[Start of Attachment]

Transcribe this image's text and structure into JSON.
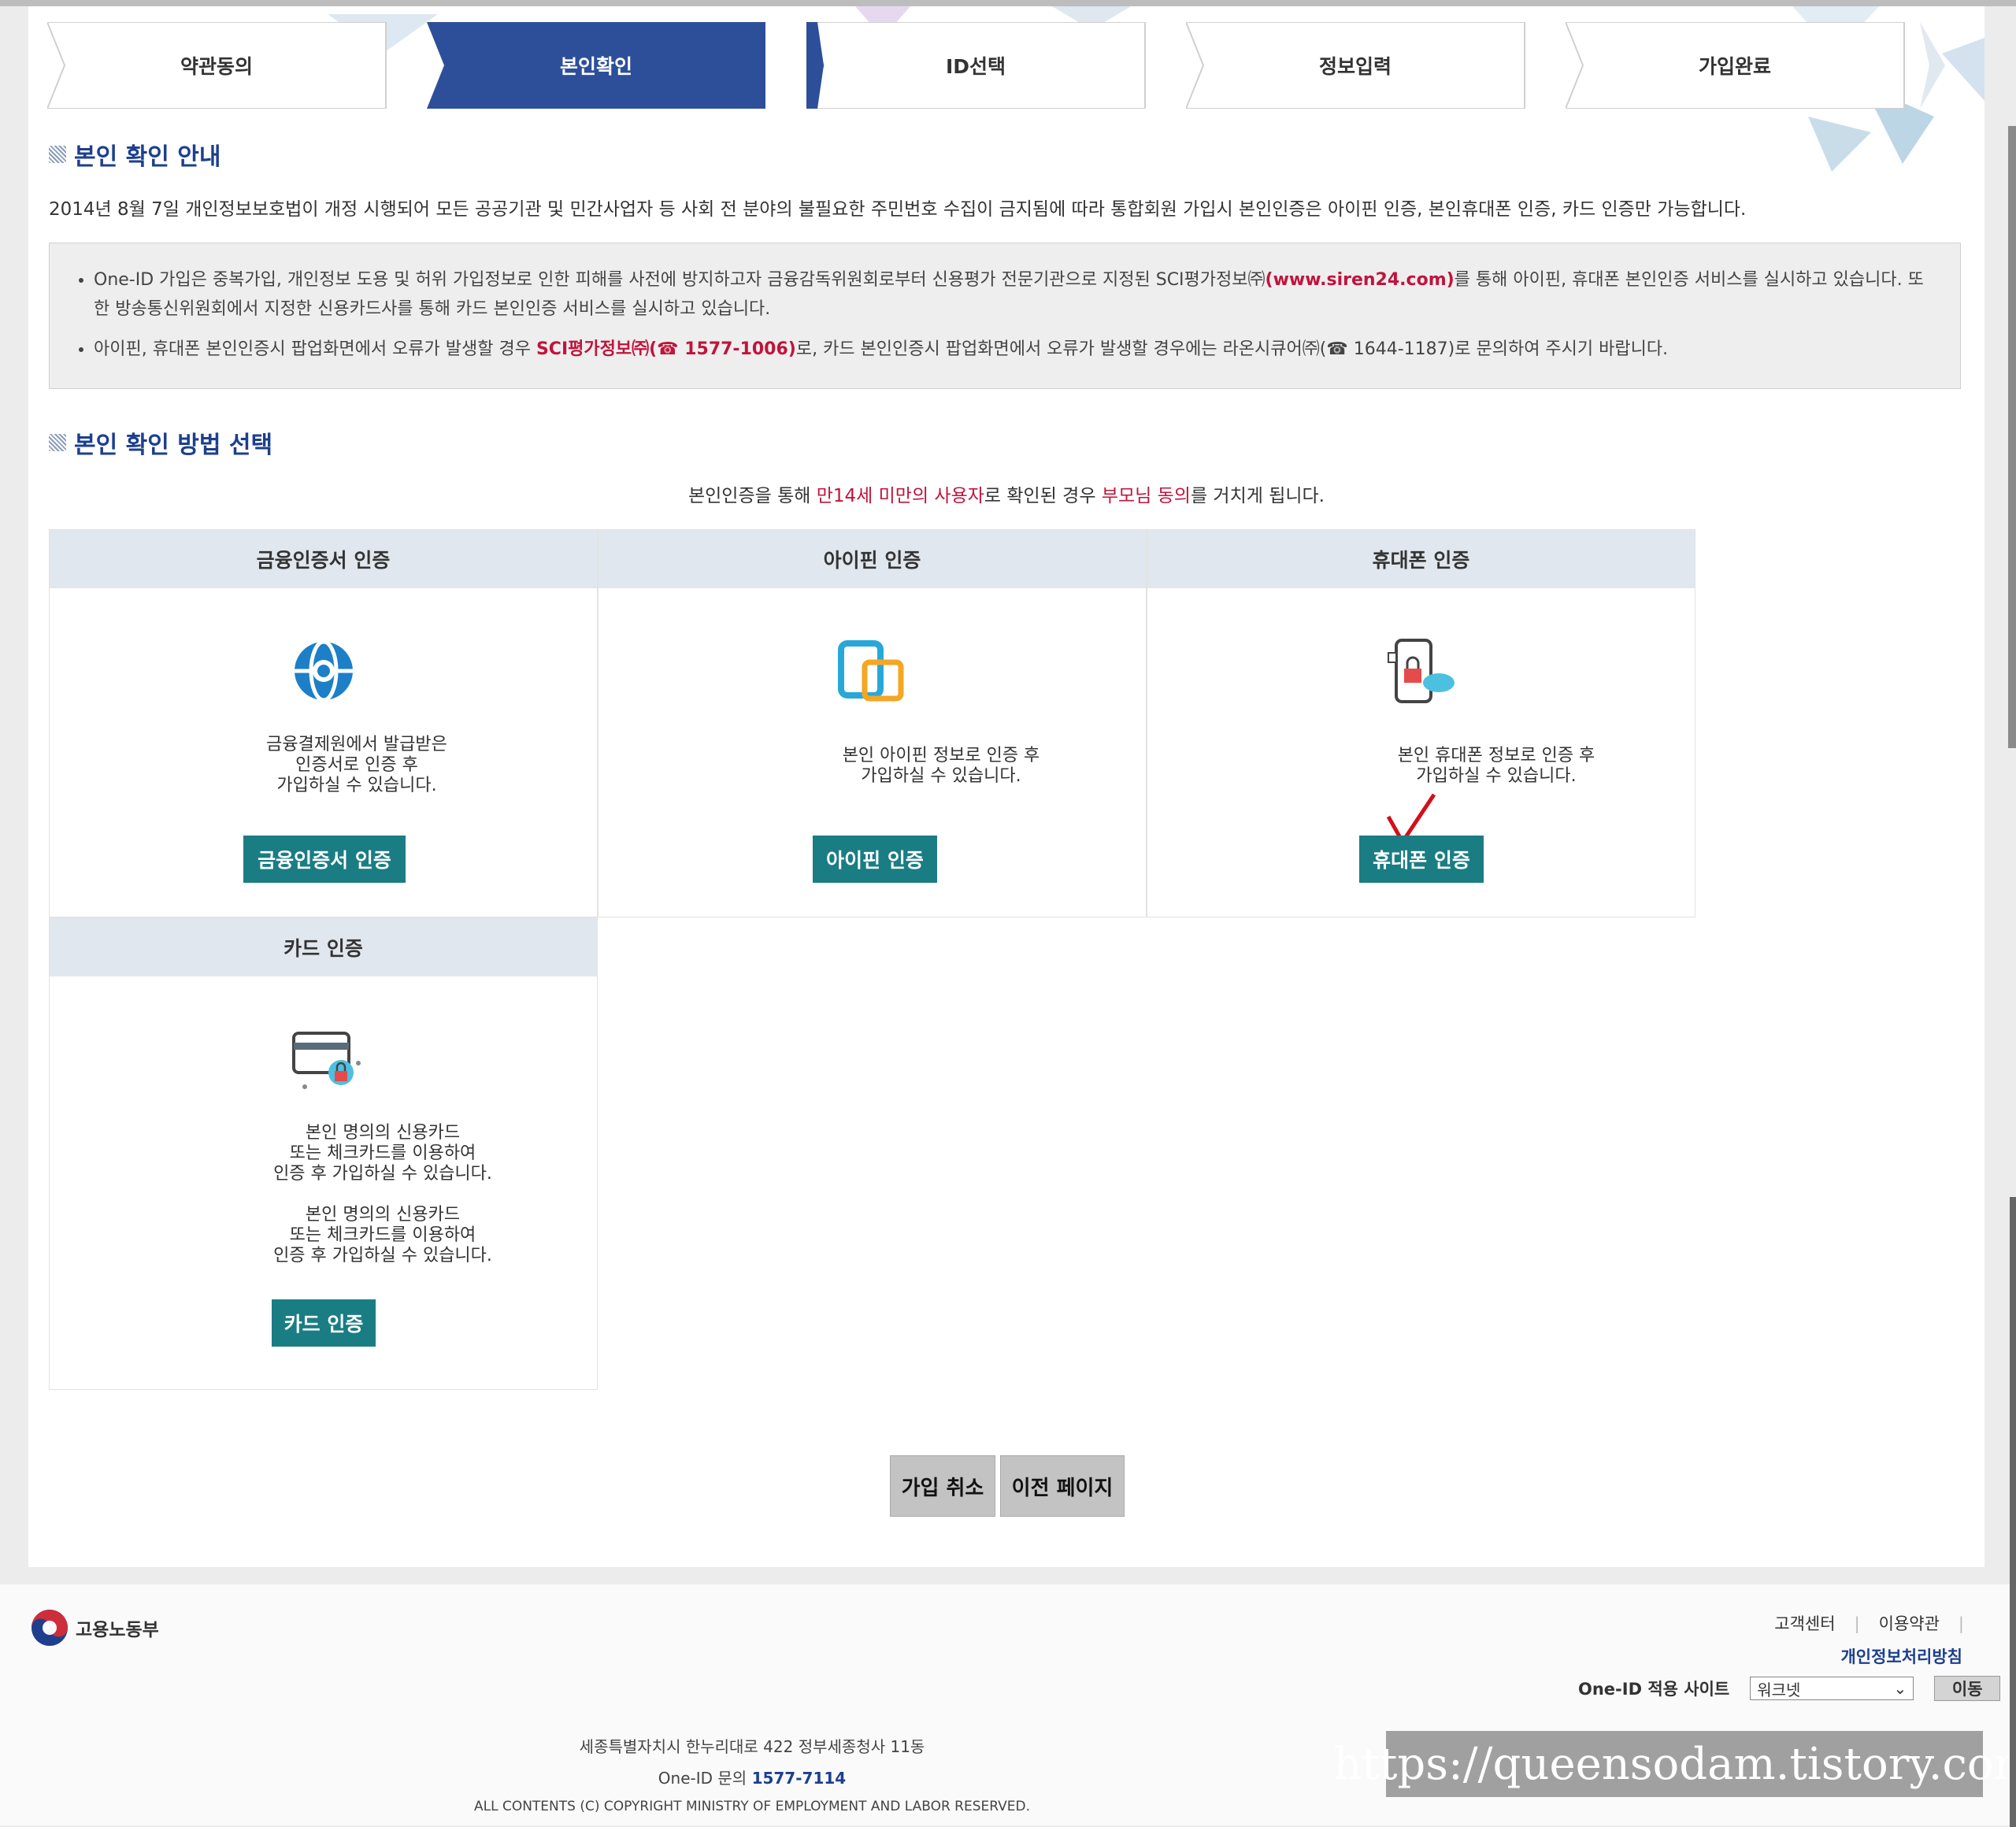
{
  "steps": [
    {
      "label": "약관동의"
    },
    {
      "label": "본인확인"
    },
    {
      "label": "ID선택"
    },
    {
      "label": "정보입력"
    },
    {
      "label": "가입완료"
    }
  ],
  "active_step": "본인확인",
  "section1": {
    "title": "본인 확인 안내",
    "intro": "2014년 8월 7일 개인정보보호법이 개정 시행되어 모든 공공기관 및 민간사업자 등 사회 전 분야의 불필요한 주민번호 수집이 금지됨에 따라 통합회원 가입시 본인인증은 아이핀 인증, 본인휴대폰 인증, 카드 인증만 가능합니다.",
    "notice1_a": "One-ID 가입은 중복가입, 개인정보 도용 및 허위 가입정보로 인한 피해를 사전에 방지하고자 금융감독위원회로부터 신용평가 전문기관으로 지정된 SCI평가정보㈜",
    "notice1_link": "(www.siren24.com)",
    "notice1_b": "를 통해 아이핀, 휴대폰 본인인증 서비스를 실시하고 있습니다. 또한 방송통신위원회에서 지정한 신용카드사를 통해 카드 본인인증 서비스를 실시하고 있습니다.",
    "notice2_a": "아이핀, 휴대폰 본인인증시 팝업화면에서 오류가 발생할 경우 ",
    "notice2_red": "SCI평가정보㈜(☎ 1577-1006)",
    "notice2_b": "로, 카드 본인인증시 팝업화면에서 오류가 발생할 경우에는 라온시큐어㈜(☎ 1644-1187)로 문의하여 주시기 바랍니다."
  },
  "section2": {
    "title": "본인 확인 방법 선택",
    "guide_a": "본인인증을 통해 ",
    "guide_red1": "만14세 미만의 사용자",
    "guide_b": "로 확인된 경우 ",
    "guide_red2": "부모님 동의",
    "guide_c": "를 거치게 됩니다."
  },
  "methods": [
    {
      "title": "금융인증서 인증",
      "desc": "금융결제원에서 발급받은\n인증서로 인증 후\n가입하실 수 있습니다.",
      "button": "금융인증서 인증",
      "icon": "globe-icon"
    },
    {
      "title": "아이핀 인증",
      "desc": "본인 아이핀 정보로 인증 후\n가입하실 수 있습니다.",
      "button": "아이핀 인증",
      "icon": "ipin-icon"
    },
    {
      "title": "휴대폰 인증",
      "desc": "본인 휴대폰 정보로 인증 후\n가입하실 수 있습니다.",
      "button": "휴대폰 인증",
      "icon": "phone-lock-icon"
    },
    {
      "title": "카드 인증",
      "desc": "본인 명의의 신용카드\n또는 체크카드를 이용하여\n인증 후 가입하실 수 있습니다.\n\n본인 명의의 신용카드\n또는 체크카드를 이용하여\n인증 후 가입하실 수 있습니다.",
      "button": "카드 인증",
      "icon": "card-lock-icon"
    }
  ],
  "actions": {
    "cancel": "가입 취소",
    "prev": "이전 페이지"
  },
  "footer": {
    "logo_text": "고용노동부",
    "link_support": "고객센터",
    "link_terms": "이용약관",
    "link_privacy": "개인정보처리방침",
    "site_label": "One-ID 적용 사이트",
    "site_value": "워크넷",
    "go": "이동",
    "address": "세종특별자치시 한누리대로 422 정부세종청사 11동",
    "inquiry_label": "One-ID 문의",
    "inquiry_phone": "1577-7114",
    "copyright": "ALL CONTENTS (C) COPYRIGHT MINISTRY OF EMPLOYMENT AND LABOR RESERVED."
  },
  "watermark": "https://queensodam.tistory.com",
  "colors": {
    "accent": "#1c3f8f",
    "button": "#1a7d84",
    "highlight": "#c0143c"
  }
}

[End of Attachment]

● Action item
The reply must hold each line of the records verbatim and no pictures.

● Result of the exercise
Transcribe this image's text and structure into JSON.
{
  "steps": [
    {
      "label": "약관동의"
    },
    {
      "label": "본인확인"
    },
    {
      "label": "ID선택"
    },
    {
      "label": "정보입력"
    },
    {
      "label": "가입완료"
    }
  ],
  "active_step": "본인확인",
  "section1": {
    "title": "본인 확인 안내",
    "intro": "2014년 8월 7일 개인정보보호법이 개정 시행되어 모든 공공기관 및 민간사업자 등 사회 전 분야의 불필요한 주민번호 수집이 금지됨에 따라 통합회원 가입시 본인인증은 아이핀 인증, 본인휴대폰 인증, 카드 인증만 가능합니다.",
    "notice1_a": "One-ID 가입은 중복가입, 개인정보 도용 및 허위 가입정보로 인한 피해를 사전에 방지하고자 금융감독위원회로부터 신용평가 전문기관으로 지정된 SCI평가정보㈜",
    "notice1_link": "(www.siren24.com)",
    "notice1_b": "를 통해 아이핀, 휴대폰 본인인증 서비스를 실시하고 있습니다. 또한 방송통신위원회에서 지정한 신용카드사를 통해 카드 본인인증 서비스를 실시하고 있습니다.",
    "notice2_a": "아이핀, 휴대폰 본인인증시 팝업화면에서 오류가 발생할 경우 ",
    "notice2_red": "SCI평가정보㈜(☎ 1577-1006)",
    "notice2_b": "로, 카드 본인인증시 팝업화면에서 오류가 발생할 경우에는 라온시큐어㈜(☎ 1644-1187)로 문의하여 주시기 바랍니다."
  },
  "section2": {
    "title": "본인 확인 방법 선택",
    "guide_a": "본인인증을 통해 ",
    "guide_red1": "만14세 미만의 사용자",
    "guide_b": "로 확인된 경우 ",
    "guide_red2": "부모님 동의",
    "guide_c": "를 거치게 됩니다."
  },
  "methods": [
    {
      "title": "금융인증서 인증",
      "desc": "금융결제원에서 발급받은\n인증서로 인증 후\n가입하실 수 있습니다.",
      "button": "금융인증서 인증",
      "icon": "globe-icon"
    },
    {
      "title": "아이핀 인증",
      "desc": "본인 아이핀 정보로 인증 후\n가입하실 수 있습니다.",
      "button": "아이핀 인증",
      "icon": "ipin-icon"
    },
    {
      "title": "휴대폰 인증",
      "desc": "본인 휴대폰 정보로 인증 후\n가입하실 수 있습니다.",
      "button": "휴대폰 인증",
      "icon": "phone-lock-icon"
    },
    {
      "title": "카드 인증",
      "desc": "본인 명의의 신용카드\n또는 체크카드를 이용하여\n인증 후 가입하실 수 있습니다.\n\n본인 명의의 신용카드\n또는 체크카드를 이용하여\n인증 후 가입하실 수 있습니다.",
      "button": "카드 인증",
      "icon": "card-lock-icon"
    }
  ],
  "actions": {
    "cancel": "가입 취소",
    "prev": "이전 페이지"
  },
  "footer": {
    "logo_text": "고용노동부",
    "link_support": "고객센터",
    "link_terms": "이용약관",
    "link_privacy": "개인정보처리방침",
    "site_label": "One-ID 적용 사이트",
    "site_value": "워크넷",
    "go": "이동",
    "address": "세종특별자치시 한누리대로 422 정부세종청사 11동",
    "inquiry_label": "One-ID 문의",
    "inquiry_phone": "1577-7114",
    "copyright": "ALL CONTENTS (C) COPYRIGHT MINISTRY OF EMPLOYMENT AND LABOR RESERVED."
  },
  "watermark": "https://queensodam.tistory.com",
  "colors": {
    "accent": "#1c3f8f",
    "button": "#1a7d84",
    "highlight": "#c0143c"
  }
}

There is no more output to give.